Founded in 1973 the foundation developed into a highly recognised international research centre for the music of the twentieth and twenty-first centuries, with some hundred estates and collections from leading composers and performers including Igor Stravinsky, Pierre Boulez, Béla Bartók, Edgar Varèse, Anton Webern, György Ligeti, and Hans Werner Henze – to name just a few. Other British composers with collections housed there include Sir Harrison Birtwistle and Jonathan Harvey. Besides Knussen’s musical manuscripts, the Collection – which has been made possible thanks to the generous support of André Hoffmann – also includes correspondence, programme booklets and reviews, as well as sound recordings. It will be expanded on an ongoing basis.
The acquisition of the collection was marked on 14 February with a concert by soprano Claire Booth and Ensemble Recherche which included Knussen’s Reflection, Four Late Poems and an Epigram of Rainer Maria Rilke, Cantata, and the Whitman Settings, alongside George Benjamin’s Olicantus (in a previously unpublished version for piano) as well as music by Carter, Henze and Stravinsky.
The concert also included Patrick Gallois giving the premiere of the revised version of Knussen’s Study for ‘Metamorphosis’ for solo bassoon, a 5-and-a-half-minute work originally written in April 1972 and revised especially for the Sacher concert, with a new dedication ‘to the memory of Alan Stout, American composer, teacher and polymath, a dear friend for 50 years.’ The Metamorphosis of the title is Kafka’s, on which Knussen had once planned to base a large piece.

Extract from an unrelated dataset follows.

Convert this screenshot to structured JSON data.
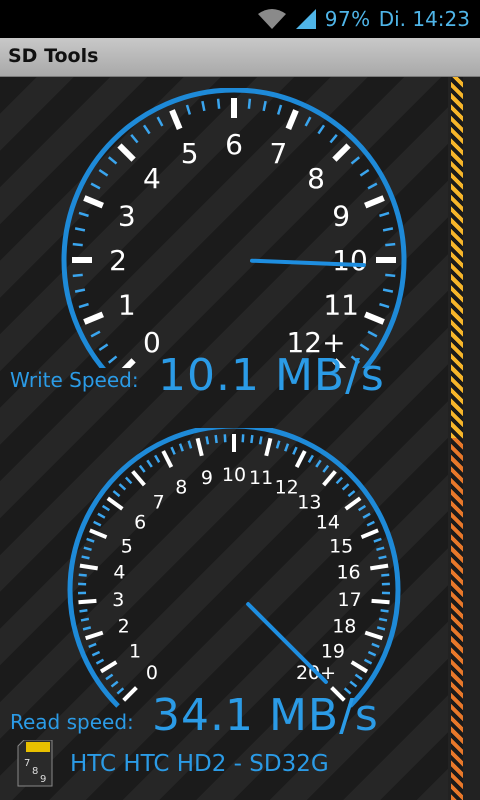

Knussen has described this study as ‘a cartoon’ for the larger project.